The criminal case against the Mahases for the alleged theft is pending.
Ruling Movement for Economic Change (MEC) legislator, Thabo Ramatla, has also sued Police Commissioner Holomo Molibeli, Assistant Commissioner (ACP) Beleme Lebajoa and two members of the Police Special Investigation Unit for M2 million damages for the torture he was allegedly subjected to by the police in May 2019.
In the court application filed on his behalf by Advocate Zwelakhe Mda on 13 July 2019, Mr Ramatla, who was then an opposition MP, alleges that Inspectors Chabalala, Nkeane and two other officers tortured him on the night of 7 May 2019 after arresting him at his home in Mafeteng. He does not say why he was arrested by the police. Inspectors Chabalala and Nkeane’s first names are not stated in the court papers.
Inspectors Chabalala, Nkeane and the other unidentified officers are members of the Police Special Investigation Unit which is headed by ACP Lebajoa. Inspectors Chabalala, Nkeane, ACP Lebajoa, Commissioner Molibeli and the Attorney General cited as 1st to 5th defendants respectively in the lawsuit which is pending before the High Court.
In August 2019, an elderly Mafeteng man, also sued the police for M270 000 for “emotional pain and suffering” and “loss of earnings” stemming from the death of his son in police custody.
Seventy-one-year-old Motsoena Monare alleges that he has suffered a lot since the death of his son, Moepa Monare, in police custody in 2013.
His damages claim is broken down as follows: M100 000 for emotional pain and suffering, M100 000 for loss of earnings, M50 000 for burial expenses and M20 000 for legal fees.
The lawsuit was heard last year by High Court Judge Tšeliso Monapathi and the verdict is pending.
Lesotho’s human rights record and in particular the issue of police brutality has been under local and international spotlight in recent years. Two years ago, the African Commission on Human and Peoples’ Rights (ACHPR) produced a damning report expressing concern over the “persistent allegations of police brutality” in Lesotho. Its plea to the government to capacitate the relevant institutions to enable them to investigate allegations of human rights violations has so far fallen on deaf ears.
Attorney General Advocate Haae Phoofolo in on record saying the government was “against the inhumane and degrading treatment which some of the suspects are subjected to while being investigated by police”.
Even LEPOSA has accused Commissioner Molibeli of failing to deal decisively with the issue of police brutality.

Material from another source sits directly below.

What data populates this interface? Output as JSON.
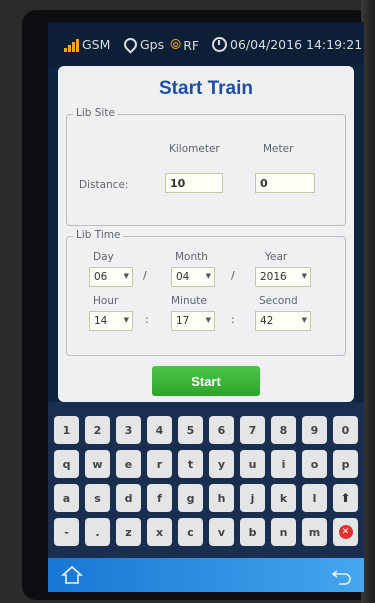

The militant police union has even petitioned Prime Minister Moeketsi Majoro to fire him over this and several other issues.
The United States government has also warned that it could freeze development assistance to Lesotho if the government does not rein in rogue police officers and deal with police brutality.